** Opening EXTRACTED MATERIAL block **

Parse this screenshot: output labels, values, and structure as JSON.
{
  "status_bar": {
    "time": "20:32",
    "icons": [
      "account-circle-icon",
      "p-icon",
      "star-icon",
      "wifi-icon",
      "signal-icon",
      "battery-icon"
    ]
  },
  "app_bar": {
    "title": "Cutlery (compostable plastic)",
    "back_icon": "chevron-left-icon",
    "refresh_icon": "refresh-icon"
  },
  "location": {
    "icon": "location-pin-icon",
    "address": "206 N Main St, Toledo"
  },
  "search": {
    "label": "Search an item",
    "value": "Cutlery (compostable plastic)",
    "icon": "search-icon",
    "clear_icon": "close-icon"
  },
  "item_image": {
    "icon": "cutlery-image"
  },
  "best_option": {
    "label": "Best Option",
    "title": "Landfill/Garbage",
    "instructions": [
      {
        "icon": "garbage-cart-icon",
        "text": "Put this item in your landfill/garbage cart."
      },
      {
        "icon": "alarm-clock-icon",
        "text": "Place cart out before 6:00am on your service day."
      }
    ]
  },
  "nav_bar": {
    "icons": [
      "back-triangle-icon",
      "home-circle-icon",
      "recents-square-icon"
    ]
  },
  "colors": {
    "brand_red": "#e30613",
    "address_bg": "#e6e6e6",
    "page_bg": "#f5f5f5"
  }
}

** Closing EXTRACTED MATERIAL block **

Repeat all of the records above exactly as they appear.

§ FINAL ANSWER
Parse this screenshot: output labels, values, and structure as JSON.
{
  "status_bar": {
    "time": "20:32",
    "icons": [
      "account-circle-icon",
      "p-icon",
      "star-icon",
      "wifi-icon",
      "signal-icon",
      "battery-icon"
    ]
  },
  "app_bar": {
    "title": "Cutlery (compostable plastic)",
    "back_icon": "chevron-left-icon",
    "refresh_icon": "refresh-icon"
  },
  "location": {
    "icon": "location-pin-icon",
    "address": "206 N Main St, Toledo"
  },
  "search": {
    "label": "Search an item",
    "value": "Cutlery (compostable plastic)",
    "icon": "search-icon",
    "clear_icon": "close-icon"
  },
  "item_image": {
    "icon": "cutlery-image"
  },
  "best_option": {
    "label": "Best Option",
    "title": "Landfill/Garbage",
    "instructions": [
      {
        "icon": "garbage-cart-icon",
        "text": "Put this item in your landfill/garbage cart."
      },
      {
        "icon": "alarm-clock-icon",
        "text": "Place cart out before 6:00am on your service day."
      }
    ]
  },
  "nav_bar": {
    "icons": [
      "back-triangle-icon",
      "home-circle-icon",
      "recents-square-icon"
    ]
  },
  "colors": {
    "brand_red": "#e30613",
    "address_bg": "#e6e6e6",
    "page_bg": "#f5f5f5"
  }
}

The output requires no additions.